§ EXERCISE DIRECTIONS: In the records below, find each line with "icon" and copy it.

(Excerpts from a dataset)
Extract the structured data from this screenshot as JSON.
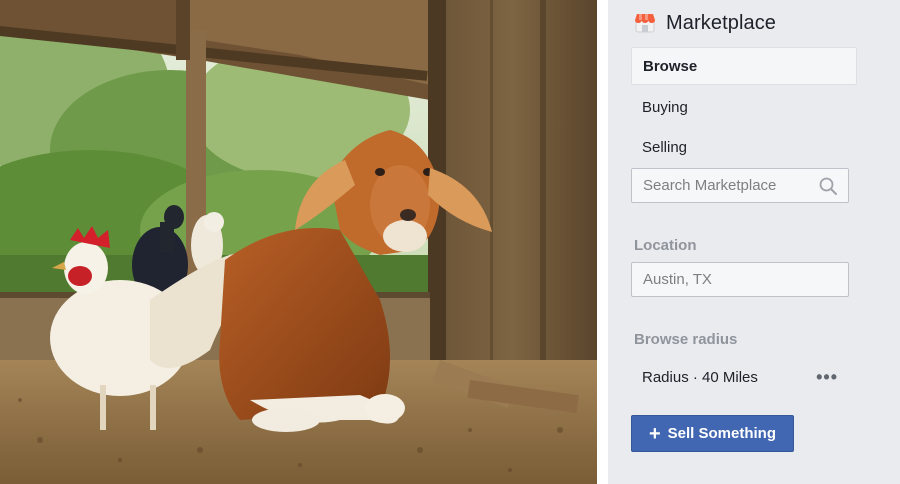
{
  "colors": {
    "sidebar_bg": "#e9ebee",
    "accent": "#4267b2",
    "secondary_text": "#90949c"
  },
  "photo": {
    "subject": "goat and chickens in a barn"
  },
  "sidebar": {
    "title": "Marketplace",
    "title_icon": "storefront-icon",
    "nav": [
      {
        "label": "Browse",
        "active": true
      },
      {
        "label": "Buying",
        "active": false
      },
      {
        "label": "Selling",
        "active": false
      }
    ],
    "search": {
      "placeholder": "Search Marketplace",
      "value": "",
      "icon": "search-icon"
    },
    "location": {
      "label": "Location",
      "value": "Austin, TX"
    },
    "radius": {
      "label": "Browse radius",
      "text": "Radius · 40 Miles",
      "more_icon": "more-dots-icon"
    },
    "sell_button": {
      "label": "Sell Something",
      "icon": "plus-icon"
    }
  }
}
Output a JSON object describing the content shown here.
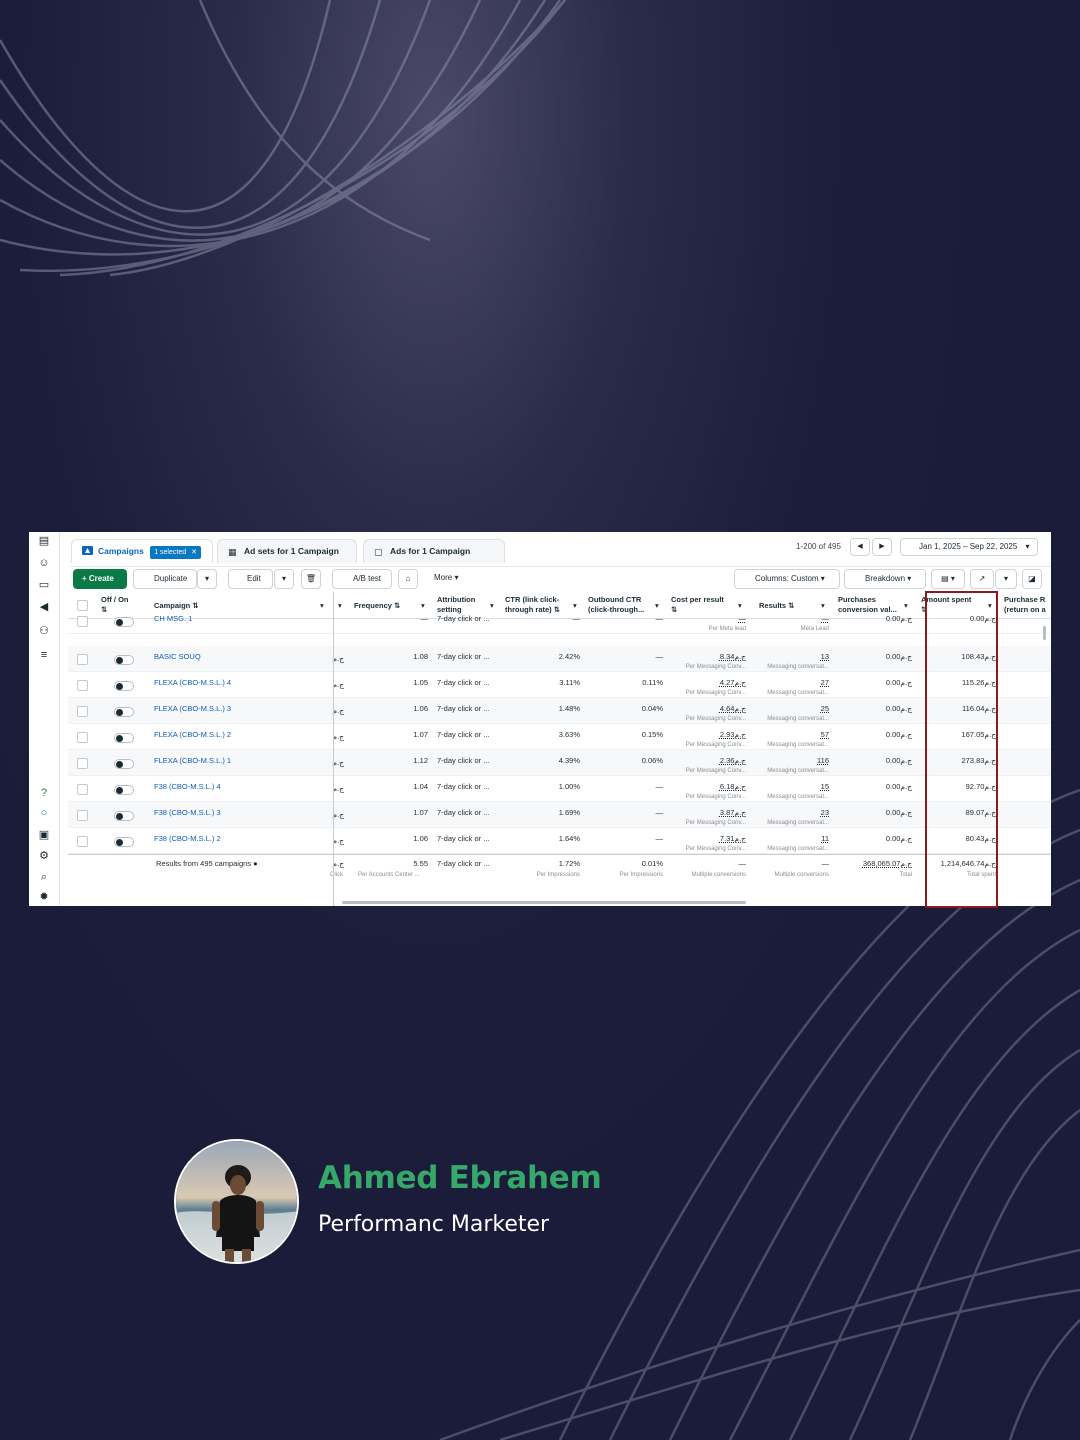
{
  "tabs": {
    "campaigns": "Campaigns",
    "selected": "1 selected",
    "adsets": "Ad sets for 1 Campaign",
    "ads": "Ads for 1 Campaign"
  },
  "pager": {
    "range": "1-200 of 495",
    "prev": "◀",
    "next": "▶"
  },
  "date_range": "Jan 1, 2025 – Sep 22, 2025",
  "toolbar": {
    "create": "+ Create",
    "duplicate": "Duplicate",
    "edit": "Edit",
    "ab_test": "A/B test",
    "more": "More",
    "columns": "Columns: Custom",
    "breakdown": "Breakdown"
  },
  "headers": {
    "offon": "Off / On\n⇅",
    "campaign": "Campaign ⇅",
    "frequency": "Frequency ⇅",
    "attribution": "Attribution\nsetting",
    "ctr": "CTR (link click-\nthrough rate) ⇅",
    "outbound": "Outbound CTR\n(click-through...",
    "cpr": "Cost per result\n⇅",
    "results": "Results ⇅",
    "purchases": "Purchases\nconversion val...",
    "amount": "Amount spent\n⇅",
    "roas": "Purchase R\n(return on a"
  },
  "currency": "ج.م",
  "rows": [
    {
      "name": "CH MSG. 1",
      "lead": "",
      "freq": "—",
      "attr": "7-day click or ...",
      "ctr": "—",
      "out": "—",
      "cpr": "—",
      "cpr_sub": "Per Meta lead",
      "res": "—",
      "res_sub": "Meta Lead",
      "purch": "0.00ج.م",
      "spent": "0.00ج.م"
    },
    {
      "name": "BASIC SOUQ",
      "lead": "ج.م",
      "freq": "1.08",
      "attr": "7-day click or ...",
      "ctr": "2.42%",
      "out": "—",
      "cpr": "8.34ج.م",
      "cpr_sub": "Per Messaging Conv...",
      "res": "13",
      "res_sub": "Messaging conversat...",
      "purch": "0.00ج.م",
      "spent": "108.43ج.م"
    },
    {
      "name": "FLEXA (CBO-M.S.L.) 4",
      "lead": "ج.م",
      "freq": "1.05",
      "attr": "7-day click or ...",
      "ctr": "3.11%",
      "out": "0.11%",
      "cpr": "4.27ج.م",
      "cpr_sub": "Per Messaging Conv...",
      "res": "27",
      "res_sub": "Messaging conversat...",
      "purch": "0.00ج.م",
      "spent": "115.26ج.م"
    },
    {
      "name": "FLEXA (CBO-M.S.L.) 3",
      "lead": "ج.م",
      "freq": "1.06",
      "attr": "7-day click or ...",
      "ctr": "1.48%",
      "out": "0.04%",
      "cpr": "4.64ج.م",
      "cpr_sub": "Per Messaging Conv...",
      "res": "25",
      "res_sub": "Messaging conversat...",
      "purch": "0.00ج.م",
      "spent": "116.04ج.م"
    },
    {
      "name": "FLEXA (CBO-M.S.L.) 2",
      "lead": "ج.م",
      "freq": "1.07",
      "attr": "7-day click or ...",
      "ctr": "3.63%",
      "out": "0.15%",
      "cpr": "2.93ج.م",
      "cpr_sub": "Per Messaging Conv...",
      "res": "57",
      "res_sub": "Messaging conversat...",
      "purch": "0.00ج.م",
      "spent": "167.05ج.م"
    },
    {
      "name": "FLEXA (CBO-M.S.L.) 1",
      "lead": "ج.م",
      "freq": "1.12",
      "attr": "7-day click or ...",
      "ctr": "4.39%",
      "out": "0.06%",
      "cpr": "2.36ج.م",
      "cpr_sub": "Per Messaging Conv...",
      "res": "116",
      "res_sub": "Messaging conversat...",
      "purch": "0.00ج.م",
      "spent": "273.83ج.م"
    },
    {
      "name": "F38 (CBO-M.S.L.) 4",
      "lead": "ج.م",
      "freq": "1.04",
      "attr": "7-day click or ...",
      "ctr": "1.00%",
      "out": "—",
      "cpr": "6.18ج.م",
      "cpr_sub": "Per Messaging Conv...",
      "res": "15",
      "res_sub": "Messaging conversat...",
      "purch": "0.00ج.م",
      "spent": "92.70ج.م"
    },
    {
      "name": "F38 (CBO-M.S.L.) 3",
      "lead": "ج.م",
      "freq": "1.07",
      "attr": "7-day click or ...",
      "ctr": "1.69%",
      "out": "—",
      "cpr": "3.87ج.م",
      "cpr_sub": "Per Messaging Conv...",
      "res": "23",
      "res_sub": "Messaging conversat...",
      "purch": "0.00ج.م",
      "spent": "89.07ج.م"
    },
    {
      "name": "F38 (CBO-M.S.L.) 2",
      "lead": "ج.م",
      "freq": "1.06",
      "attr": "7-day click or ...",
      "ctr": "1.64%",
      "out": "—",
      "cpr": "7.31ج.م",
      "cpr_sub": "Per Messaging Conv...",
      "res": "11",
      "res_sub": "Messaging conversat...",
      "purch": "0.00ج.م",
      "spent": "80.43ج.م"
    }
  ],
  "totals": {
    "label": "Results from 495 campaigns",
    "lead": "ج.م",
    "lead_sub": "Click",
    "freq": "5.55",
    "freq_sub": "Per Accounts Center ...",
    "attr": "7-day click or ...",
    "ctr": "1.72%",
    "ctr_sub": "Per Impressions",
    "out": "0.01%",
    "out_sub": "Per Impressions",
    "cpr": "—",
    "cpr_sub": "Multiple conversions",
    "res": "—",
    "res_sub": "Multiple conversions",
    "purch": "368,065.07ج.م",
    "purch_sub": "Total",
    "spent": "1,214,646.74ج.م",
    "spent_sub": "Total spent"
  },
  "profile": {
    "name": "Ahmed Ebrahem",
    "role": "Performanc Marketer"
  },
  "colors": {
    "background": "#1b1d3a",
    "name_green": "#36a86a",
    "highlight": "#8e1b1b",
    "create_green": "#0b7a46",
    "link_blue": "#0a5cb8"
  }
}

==

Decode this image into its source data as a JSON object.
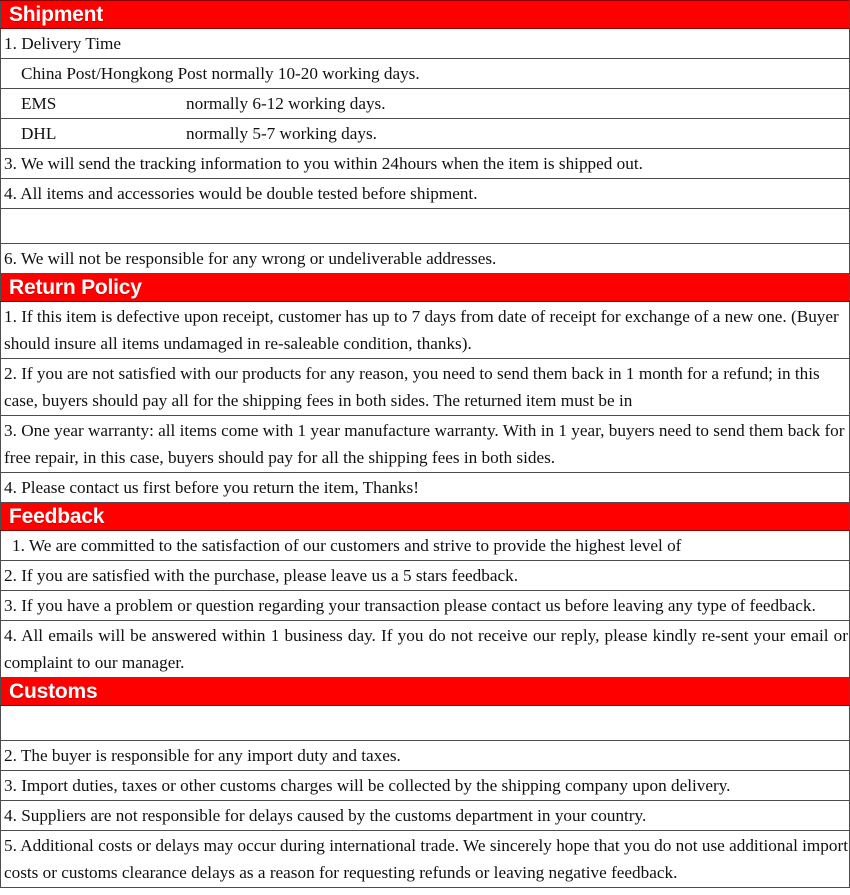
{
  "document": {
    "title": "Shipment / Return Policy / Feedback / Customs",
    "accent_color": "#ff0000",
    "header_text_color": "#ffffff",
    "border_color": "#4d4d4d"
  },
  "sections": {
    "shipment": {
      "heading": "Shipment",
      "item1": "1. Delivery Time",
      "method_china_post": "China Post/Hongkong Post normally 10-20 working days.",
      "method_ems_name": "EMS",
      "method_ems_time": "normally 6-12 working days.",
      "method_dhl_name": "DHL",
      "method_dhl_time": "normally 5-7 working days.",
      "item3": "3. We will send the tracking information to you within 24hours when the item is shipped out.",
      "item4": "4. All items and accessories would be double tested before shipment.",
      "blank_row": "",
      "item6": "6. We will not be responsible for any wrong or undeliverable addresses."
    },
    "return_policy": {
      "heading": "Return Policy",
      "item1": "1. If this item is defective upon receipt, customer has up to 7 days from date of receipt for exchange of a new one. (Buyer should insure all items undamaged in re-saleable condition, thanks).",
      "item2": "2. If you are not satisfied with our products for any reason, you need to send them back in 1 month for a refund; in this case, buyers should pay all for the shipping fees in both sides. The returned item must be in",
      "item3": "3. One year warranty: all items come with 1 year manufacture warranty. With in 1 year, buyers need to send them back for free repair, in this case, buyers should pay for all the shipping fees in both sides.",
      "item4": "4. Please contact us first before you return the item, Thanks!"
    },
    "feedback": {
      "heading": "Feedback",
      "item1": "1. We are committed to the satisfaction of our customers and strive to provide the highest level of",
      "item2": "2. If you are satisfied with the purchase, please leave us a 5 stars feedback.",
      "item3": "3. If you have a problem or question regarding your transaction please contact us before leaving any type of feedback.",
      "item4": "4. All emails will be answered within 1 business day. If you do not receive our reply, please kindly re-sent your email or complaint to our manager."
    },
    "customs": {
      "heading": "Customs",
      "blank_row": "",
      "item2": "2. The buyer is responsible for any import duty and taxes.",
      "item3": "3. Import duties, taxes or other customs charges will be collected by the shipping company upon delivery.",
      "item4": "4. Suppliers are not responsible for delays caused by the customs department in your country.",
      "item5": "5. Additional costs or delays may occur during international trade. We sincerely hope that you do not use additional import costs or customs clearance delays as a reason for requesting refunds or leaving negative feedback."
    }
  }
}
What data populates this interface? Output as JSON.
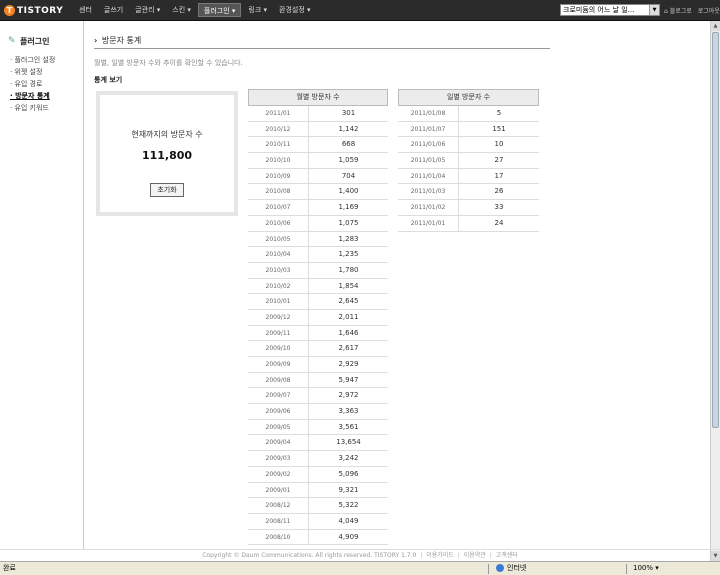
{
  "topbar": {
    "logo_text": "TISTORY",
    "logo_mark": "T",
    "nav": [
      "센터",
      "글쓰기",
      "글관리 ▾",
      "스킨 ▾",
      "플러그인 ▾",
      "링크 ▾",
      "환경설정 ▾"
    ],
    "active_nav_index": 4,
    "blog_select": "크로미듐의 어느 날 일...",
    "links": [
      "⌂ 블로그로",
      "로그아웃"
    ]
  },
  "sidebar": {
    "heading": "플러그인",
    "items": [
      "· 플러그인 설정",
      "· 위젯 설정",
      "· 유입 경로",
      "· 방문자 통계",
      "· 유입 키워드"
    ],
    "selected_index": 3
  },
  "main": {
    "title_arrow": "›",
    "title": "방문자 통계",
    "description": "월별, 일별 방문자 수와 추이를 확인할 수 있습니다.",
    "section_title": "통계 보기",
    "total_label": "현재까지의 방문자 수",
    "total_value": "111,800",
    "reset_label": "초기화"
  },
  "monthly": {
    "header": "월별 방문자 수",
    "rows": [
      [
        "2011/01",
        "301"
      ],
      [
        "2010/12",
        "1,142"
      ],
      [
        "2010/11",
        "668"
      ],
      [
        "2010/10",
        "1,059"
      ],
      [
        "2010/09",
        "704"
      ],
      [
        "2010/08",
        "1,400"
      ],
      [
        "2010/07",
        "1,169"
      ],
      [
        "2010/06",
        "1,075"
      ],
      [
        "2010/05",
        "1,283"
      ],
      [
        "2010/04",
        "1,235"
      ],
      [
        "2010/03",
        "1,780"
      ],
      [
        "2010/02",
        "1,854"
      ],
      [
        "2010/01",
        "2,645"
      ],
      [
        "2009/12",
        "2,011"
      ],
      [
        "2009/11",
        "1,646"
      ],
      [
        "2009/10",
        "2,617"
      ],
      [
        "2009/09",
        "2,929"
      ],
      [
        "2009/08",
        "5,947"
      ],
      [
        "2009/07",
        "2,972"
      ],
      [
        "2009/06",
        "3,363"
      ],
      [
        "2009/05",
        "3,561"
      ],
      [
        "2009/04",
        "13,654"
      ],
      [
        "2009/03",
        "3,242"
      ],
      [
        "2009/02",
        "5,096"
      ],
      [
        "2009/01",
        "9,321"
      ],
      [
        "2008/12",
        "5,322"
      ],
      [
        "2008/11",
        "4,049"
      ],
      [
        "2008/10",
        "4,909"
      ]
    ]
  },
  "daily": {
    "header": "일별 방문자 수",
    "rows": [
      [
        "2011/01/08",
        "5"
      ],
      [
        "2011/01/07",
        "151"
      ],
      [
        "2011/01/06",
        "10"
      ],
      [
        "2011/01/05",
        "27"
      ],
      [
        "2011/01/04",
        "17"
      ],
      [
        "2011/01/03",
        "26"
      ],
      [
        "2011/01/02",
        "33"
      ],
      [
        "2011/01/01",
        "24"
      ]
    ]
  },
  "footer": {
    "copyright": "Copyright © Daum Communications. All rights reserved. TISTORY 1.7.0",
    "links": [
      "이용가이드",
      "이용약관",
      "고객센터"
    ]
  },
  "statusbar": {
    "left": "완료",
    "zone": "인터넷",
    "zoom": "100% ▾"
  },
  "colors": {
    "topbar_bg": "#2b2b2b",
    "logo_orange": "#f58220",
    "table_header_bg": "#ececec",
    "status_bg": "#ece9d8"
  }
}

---

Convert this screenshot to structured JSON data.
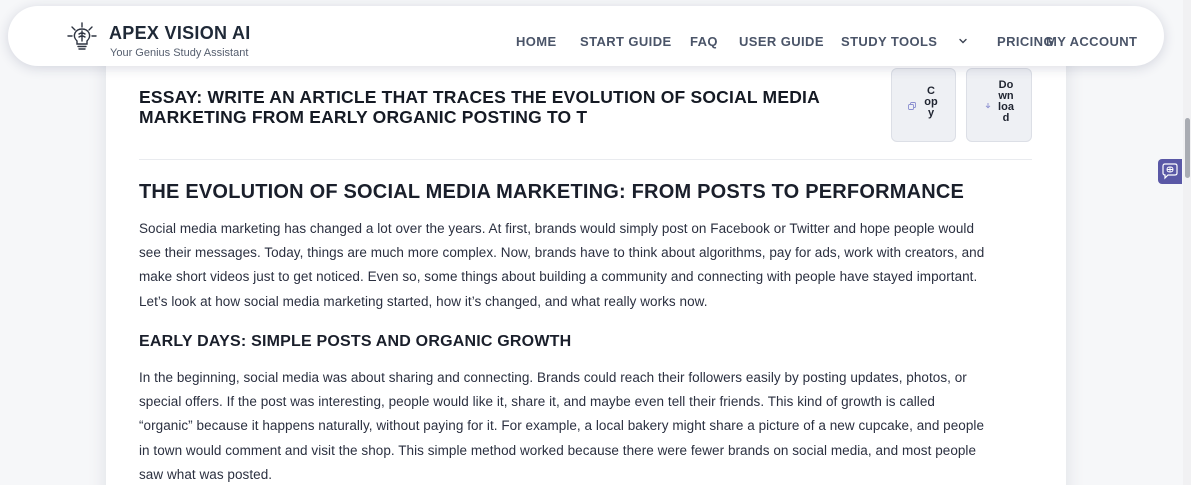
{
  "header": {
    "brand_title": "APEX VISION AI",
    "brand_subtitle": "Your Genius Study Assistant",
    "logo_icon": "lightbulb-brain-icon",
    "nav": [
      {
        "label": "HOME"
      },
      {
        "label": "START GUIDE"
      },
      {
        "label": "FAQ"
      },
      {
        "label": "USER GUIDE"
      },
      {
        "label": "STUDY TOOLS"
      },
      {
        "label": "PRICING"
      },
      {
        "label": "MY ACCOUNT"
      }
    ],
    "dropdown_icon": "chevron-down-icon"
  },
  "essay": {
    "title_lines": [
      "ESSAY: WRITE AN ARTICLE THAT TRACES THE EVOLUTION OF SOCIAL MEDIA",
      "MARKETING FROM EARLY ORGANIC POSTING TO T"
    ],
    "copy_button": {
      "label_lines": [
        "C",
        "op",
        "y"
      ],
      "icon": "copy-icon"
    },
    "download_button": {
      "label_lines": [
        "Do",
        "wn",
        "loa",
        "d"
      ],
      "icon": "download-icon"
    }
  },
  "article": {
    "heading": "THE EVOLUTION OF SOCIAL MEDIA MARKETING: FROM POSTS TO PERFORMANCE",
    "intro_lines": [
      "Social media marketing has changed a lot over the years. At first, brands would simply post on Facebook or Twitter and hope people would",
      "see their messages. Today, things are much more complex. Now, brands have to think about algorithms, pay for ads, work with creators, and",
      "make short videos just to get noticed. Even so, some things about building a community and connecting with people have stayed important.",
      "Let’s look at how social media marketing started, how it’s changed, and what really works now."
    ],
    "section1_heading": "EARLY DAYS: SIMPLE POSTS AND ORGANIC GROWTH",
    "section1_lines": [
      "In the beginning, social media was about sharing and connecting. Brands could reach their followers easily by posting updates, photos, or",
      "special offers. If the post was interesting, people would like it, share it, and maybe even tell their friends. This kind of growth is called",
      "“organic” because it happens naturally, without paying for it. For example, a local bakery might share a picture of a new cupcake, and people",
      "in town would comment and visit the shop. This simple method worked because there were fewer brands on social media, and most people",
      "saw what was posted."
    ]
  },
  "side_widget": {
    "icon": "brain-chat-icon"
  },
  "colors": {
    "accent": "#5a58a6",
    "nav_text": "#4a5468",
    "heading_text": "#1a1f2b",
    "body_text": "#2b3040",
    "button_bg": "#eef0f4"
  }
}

§ EXPECTED OUTPUT:
    "title_icon": "storefront-icon",
      "icon": "search-icon"
      "more_icon": "more-dots-icon"
      "icon": "plus-icon"
    "logo_icon": "lightbulb-brain-icon",
    "dropdown_icon": "chevron-down-icon"
      "icon": "copy-icon"
      "icon": "download-icon"
    "icon": "brain-chat-icon"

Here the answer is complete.